When Google launched Android Wear 2.0 alongside the LG Watch Sport and LG Watch Style over a week ago, the company also announced which existing Android Wear watches would be eligible for an update.
Nearly 20 smartwatches were selected to receive Android Wear 2.0 over the coming weeks, but don’t expect them to support all of the new features. A lot of the updated functionality requires specific sensors that some devices just won’t support.
WearableZone experimented with one of the eligible watches — the Moto 360 Sport — to see how Android Wear 2.0 impacts existing models.
It’s important to note that individual manufacturers are responsible for implementing Android Wear 2.0 on their devices, so each watch will update on its own timeline. Some devices might also update in incremental stages.
With that in mind, here’s what to expect from Android Wear 2.0 and how the Moto 360 sport has changed from the updates so far.
This post will be updated as more features become available on the device.
Android Wear 2.0: Google Assistant
With the growing popularity of voice-enabled systems, it’s no surprise to see Google Assistant on Android Wear devices. Users can access this feature through any screen by saying “OK Google” or by holding down the home screen button. Being able to set alarms, check the weather, or call someone without touching the display is a convenient extra.
While the 360 Sport doesn’t have the push button functionality yet, users do have access to Google Assistant through any screen. Not having to cycle through a couple menus to find the microphone saves a lot of time.
Android Wear 2.0: Fitness Apps And The Google Play Store
By incorporating the Google Play Store into the watch, some Android Wear models can morph into stand-alone devices. Users can download apps directly onto any watch through the store, but if the device has a cellular connection, you can also use the apps and make calls without a phone.
Google Fit, the main fitness app available on most Android Wear watches, also got an upgrade through the update. It now tracks activity stats such as distance, calories burned, and heart rate, as well as weightlifting data from exercises like squats or push ups.
Because Moto Body serves as the 360 Sport’s main fitness app, it’s unclear if Google Fit will replace it.
Android Wear 2.0: Notifications And Messaging
How notifications appear and the way you respond to messages have both changed with Android Wear 2.0. Notifications display with smaller icons than before, and you have the option to click on the alert to expand it.
Once users open a message, they can dictate, type, or handwrite their answer. This functionality is available on apps like Google Messenger, Facebook Messenger, Hangouts, and more.
These changes will be a huge relief for Moto 360 Sport users.

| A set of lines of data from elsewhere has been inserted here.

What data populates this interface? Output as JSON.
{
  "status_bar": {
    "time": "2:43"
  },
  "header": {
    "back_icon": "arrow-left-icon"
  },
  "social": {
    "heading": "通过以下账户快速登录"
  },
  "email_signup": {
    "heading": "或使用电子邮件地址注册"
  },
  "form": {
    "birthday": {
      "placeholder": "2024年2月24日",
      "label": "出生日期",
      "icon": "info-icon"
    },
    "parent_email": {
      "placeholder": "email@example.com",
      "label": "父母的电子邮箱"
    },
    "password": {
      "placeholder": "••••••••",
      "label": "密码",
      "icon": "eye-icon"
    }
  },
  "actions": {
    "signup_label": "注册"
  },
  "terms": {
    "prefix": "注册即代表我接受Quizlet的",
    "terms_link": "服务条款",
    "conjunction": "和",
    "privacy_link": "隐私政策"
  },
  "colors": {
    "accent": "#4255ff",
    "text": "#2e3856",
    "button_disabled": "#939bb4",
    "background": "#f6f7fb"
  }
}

Notification alerts take up almost a third of the home screen, so the entire display ends up looking cluttered. Reducing the size of these alerts should make it easier to navigate through different screens and view activity stats.
Android Wear 2.0: Watch Faces
Android Wear 2.0 now lets you view feedback from your favorite apps through a personalized watch face. For instance, users can customize different faces for their time at work, the gym, and at home, and then line them up to easily cycle between them.
The coolest part about this integration is that you can actually interact with the apps through your watch face. You can make a call or call an Uber just by clicking on the corresponding icon.
Android Wear 2.0: Android Pay
Google makes up some ground on Apple and Samsung with its own contactless payment system, Android Pay. Currently, the LG Watch Sport is the only model with NFC that supports Android Pay, but this feature is available for any Android Wear 2.0 smartwatch through the Play Store. Android Pay requires you to set up a passcode, which you must re-enter each time you take off the watch for safety reasons.
What features are you most excited to use with Android Wear 2.0? Share your thoughts in the comments below.